··· RECORD EXCERPTS ···
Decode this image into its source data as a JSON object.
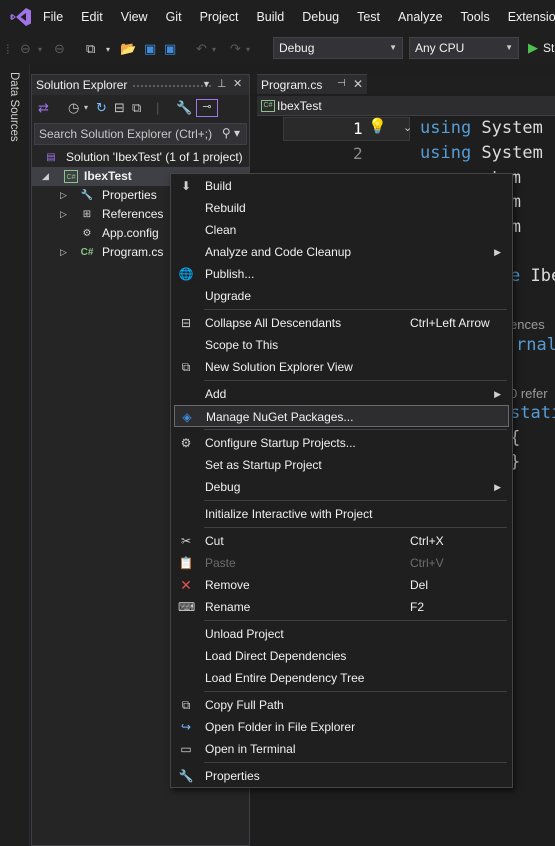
{
  "menubar": {
    "items": [
      "File",
      "Edit",
      "View",
      "Git",
      "Project",
      "Build",
      "Debug",
      "Test",
      "Analyze",
      "Tools",
      "Extensions"
    ]
  },
  "toolbar": {
    "config": "Debug",
    "platform": "Any CPU",
    "start_label": "St"
  },
  "left_strip": {
    "label": "Data Sources"
  },
  "solution_explorer": {
    "title": "Solution Explorer",
    "search_placeholder": "Search Solution Explorer (Ctrl+;)",
    "tree": [
      {
        "label": "Solution 'IbexTest' (1 of 1 project)"
      },
      {
        "label": "IbexTest"
      },
      {
        "label": "Properties"
      },
      {
        "label": "References"
      },
      {
        "label": "App.config"
      },
      {
        "label": "Program.cs"
      }
    ]
  },
  "editor": {
    "tab_title": "Program.cs",
    "nav_project": "IbexTest",
    "line_numbers": [
      "1",
      "2"
    ],
    "code": {
      "l1_kw": "using",
      "l1_rest": " System",
      "l2_kw": "using",
      "l2_rest": " System",
      "l3": "stem",
      "l4": "stem",
      "l5": "stem",
      "ns_kw": "e",
      "ns_name": " Ibe",
      "refs1": "ences",
      "internal": "rnal",
      "refs2": "0 refer",
      "static": "stati",
      "brace_open": "{",
      "brace_close": "}"
    }
  },
  "context_menu": {
    "build": "Build",
    "rebuild": "Rebuild",
    "clean": "Clean",
    "analyze": "Analyze and Code Cleanup",
    "publish": "Publish...",
    "upgrade": "Upgrade",
    "collapse": "Collapse All Descendants",
    "collapse_sc": "Ctrl+Left Arrow",
    "scope": "Scope to This",
    "new_view": "New Solution Explorer View",
    "add": "Add",
    "nuget": "Manage NuGet Packages...",
    "configure_startup": "Configure Startup Projects...",
    "set_startup": "Set as Startup Project",
    "debug": "Debug",
    "interactive": "Initialize Interactive with Project",
    "cut": "Cut",
    "cut_sc": "Ctrl+X",
    "paste": "Paste",
    "paste_sc": "Ctrl+V",
    "remove": "Remove",
    "remove_sc": "Del",
    "rename": "Rename",
    "rename_sc": "F2",
    "unload": "Unload Project",
    "load_direct": "Load Direct Dependencies",
    "load_tree": "Load Entire Dependency Tree",
    "copy_path": "Copy Full Path",
    "open_folder": "Open Folder in File Explorer",
    "open_terminal": "Open in Terminal",
    "properties": "Properties"
  },
  "colors": {
    "accent": "#a074e8",
    "keyword": "#569cd6",
    "class": "#4ec9b0",
    "menu_bg": "#1f1f1f"
  }
}
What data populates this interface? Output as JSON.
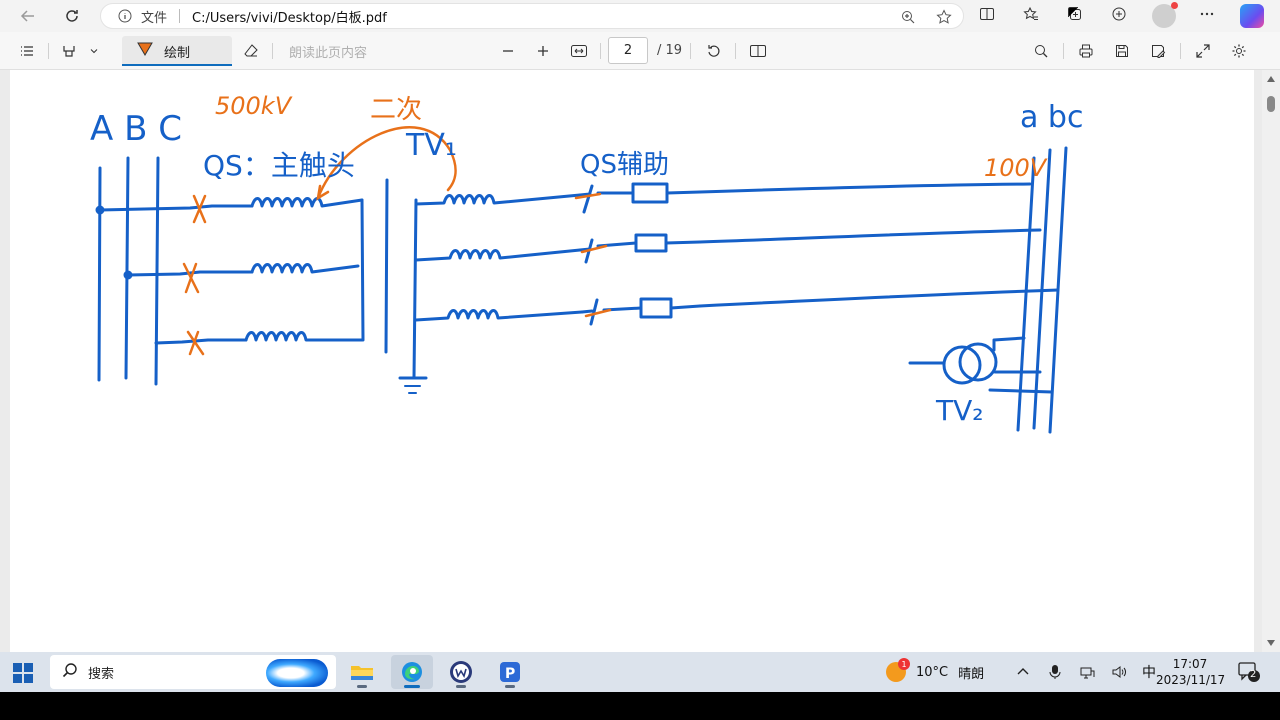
{
  "browser": {
    "address_prefix": "文件",
    "url": "C:/Users/vivi/Desktop/白板.pdf"
  },
  "pdf_toolbar": {
    "draw_label": "绘制",
    "read_aloud_label": "朗读此页内容",
    "current_page": "2",
    "page_total": "/ 19"
  },
  "drawing": {
    "labels": {
      "phases_left": "A B C",
      "voltage_high": "500kV",
      "qs_main": "QS：主触头",
      "tv1": "TV₁",
      "secondary_orange": "二次",
      "qs_aux": "QS辅助",
      "phases_right": "a bc",
      "voltage_low": "100V",
      "tv2": "TV₂"
    },
    "colors": {
      "ink_blue": "#1560c8",
      "ink_orange": "#e8711a"
    }
  },
  "taskbar": {
    "search_label": "搜索",
    "weather_temp": "10°C",
    "weather_text": "晴朗",
    "weather_badge": "1",
    "ime": "中",
    "time": "17:07",
    "date": "2023/11/17",
    "notification_count": "2",
    "apps": [
      "file-explorer",
      "edge",
      "wps-writer",
      "papago"
    ]
  }
}
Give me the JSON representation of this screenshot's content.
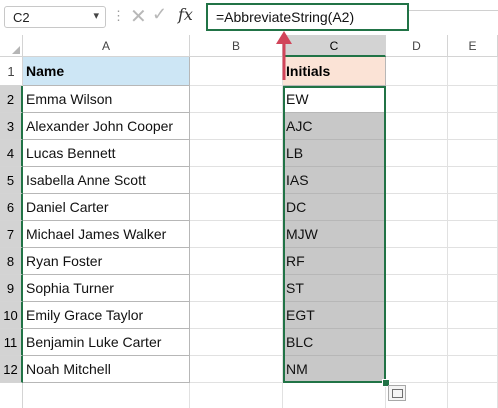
{
  "formula_bar": {
    "name_box": "C2",
    "formula": "=AbbreviateString(A2)"
  },
  "columns": [
    "A",
    "B",
    "C",
    "D",
    "E"
  ],
  "rows": [
    "1",
    "2",
    "3",
    "4",
    "5",
    "6",
    "7",
    "8",
    "9",
    "10",
    "11",
    "12"
  ],
  "table": {
    "header_name": "Name",
    "header_initials": "Initials",
    "records": [
      {
        "name": "Emma Wilson",
        "initials": "EW"
      },
      {
        "name": "Alexander John Cooper",
        "initials": "AJC"
      },
      {
        "name": "Lucas Bennett",
        "initials": "LB"
      },
      {
        "name": "Isabella Anne Scott",
        "initials": "IAS"
      },
      {
        "name": "Daniel Carter",
        "initials": "DC"
      },
      {
        "name": "Michael James Walker",
        "initials": "MJW"
      },
      {
        "name": "Ryan Foster",
        "initials": "RF"
      },
      {
        "name": "Sophia Turner",
        "initials": "ST"
      },
      {
        "name": "Emily Grace Taylor",
        "initials": "EGT"
      },
      {
        "name": "Benjamin Luke Carter",
        "initials": "BLC"
      },
      {
        "name": "Noah Mitchell",
        "initials": "NM"
      }
    ]
  },
  "colors": {
    "accent_green": "#217346",
    "header_blue": "#cde6f5",
    "header_peach": "#fbe3d6",
    "arrow_red": "#d1455a"
  },
  "icons": [
    "chevron-down-icon",
    "cancel-x-icon",
    "enter-check-icon",
    "function-fx-icon",
    "quick-analysis-icon",
    "annotation-arrow-icon"
  ]
}
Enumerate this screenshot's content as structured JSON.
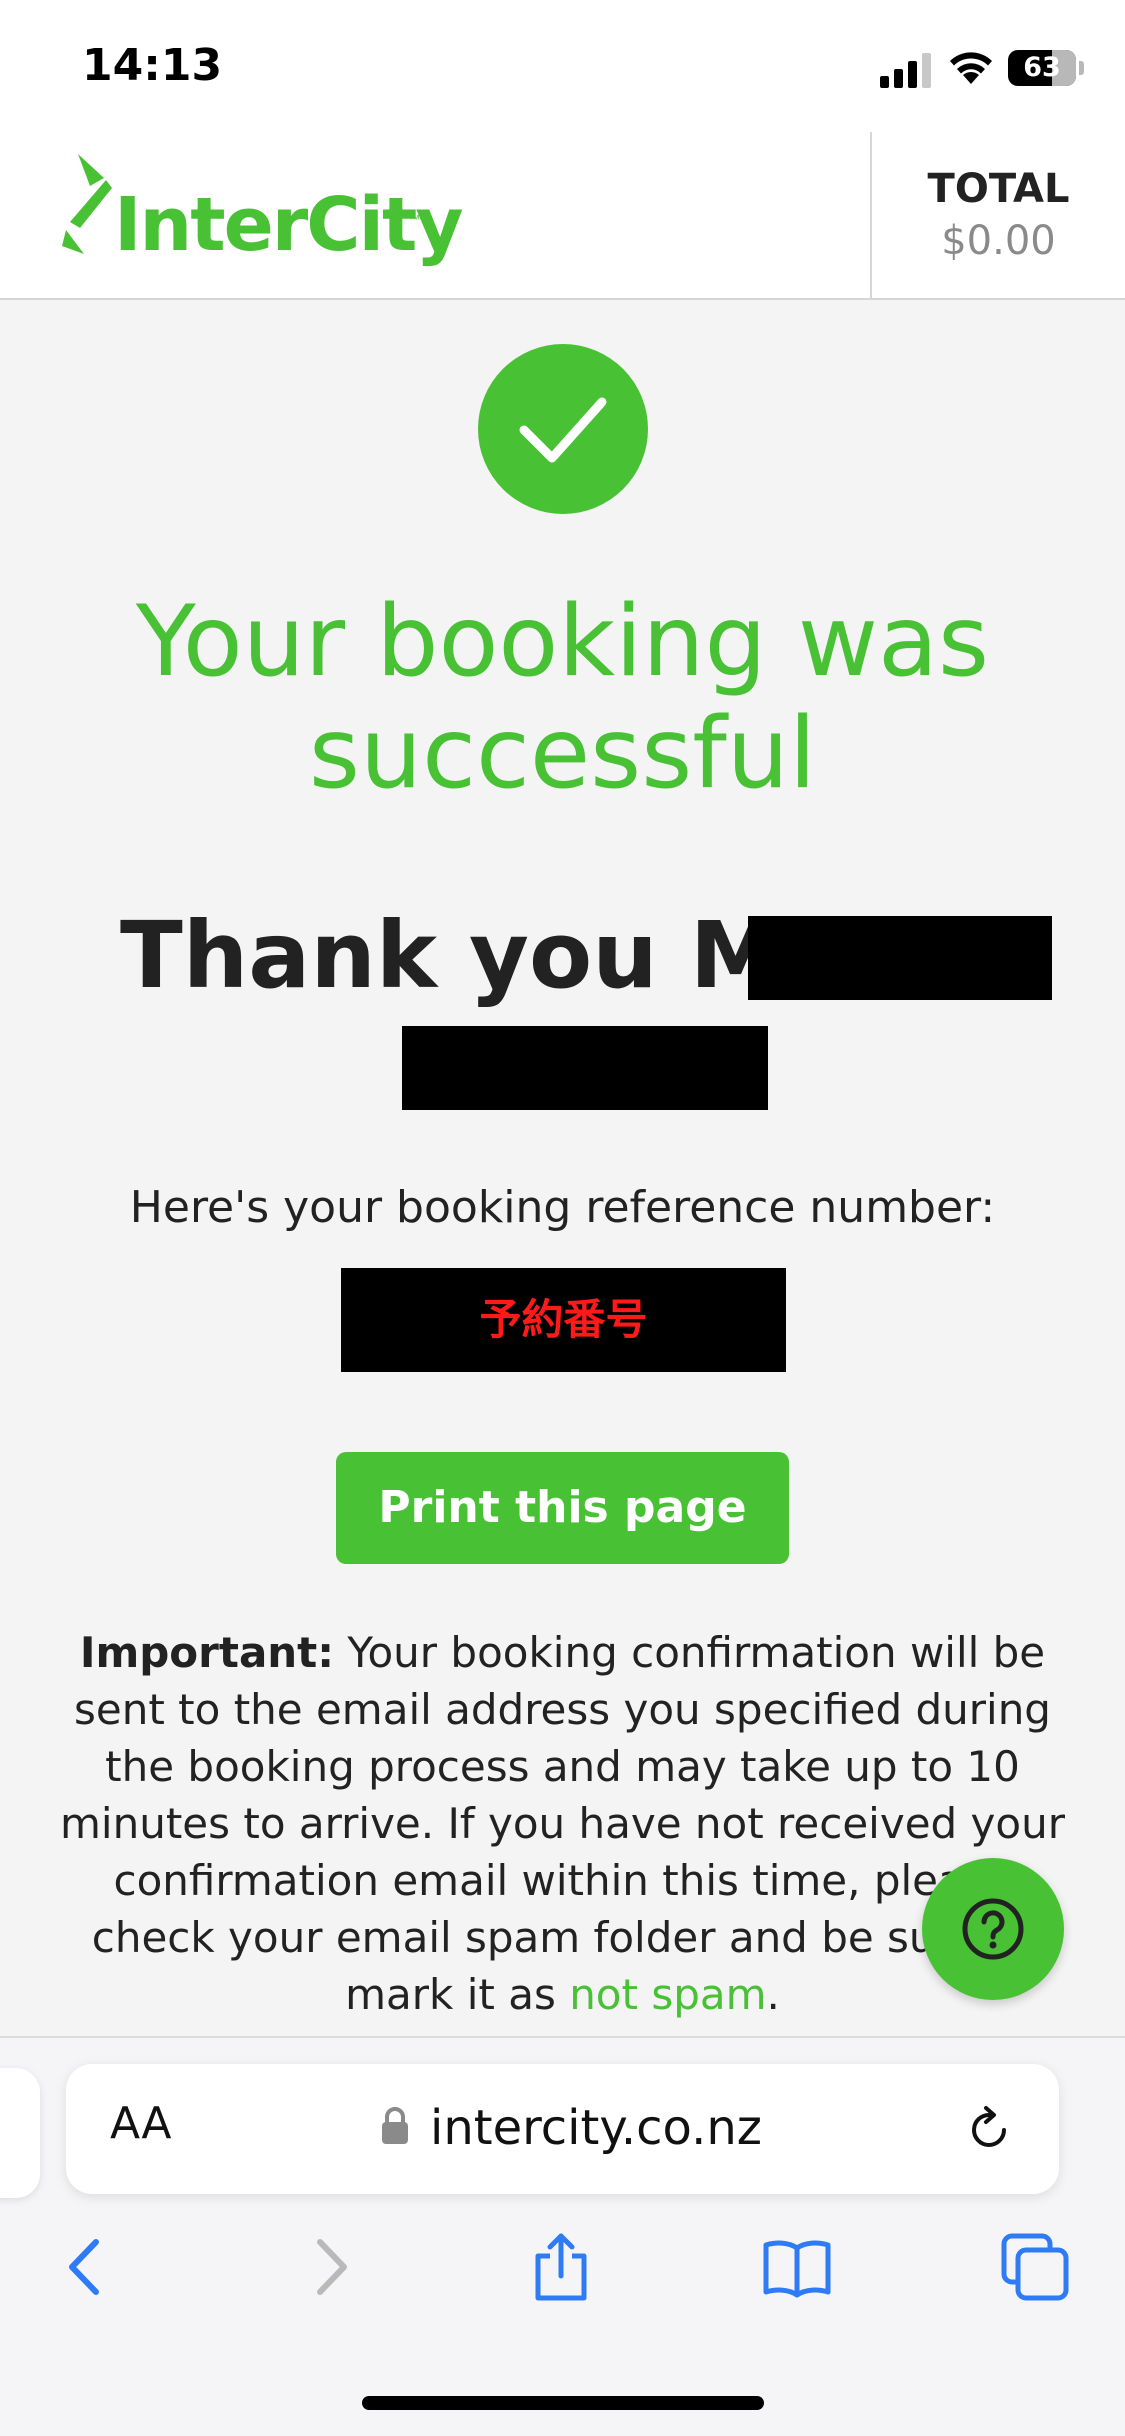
{
  "status_bar": {
    "time": "14:13",
    "battery": "63"
  },
  "header": {
    "logo_text": "InterCity",
    "logo_tm": "™",
    "total_label": "TOTAL",
    "total_value": "$0.00"
  },
  "main": {
    "title": "Your booking was successful",
    "thank_you": "Thank you Mr",
    "reference_label": "Here's your booking reference number:",
    "reference_value": "予約番号",
    "print_button": "Print this page",
    "notice": {
      "lead": "Important:",
      "body": " Your booking confirmation will be sent to the email address you specified during the booking process and may take up to 10 minutes to arrive. If you have not received your confirmation email within this time, please check your email spam folder and be sure to mark it as ",
      "link": "not spam",
      "tail": "."
    }
  },
  "browser": {
    "text_size_label": "AA",
    "url": "intercity.co.nz"
  },
  "colors": {
    "brand_green": "#49c135",
    "ios_blue": "#2f7bf5",
    "reference_red": "#ff1a1a"
  }
}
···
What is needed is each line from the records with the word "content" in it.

**ANSWER BOX**
Give me the JSON representation of this screenshot's content.
Enumerate this screenshot's content as structured JSON.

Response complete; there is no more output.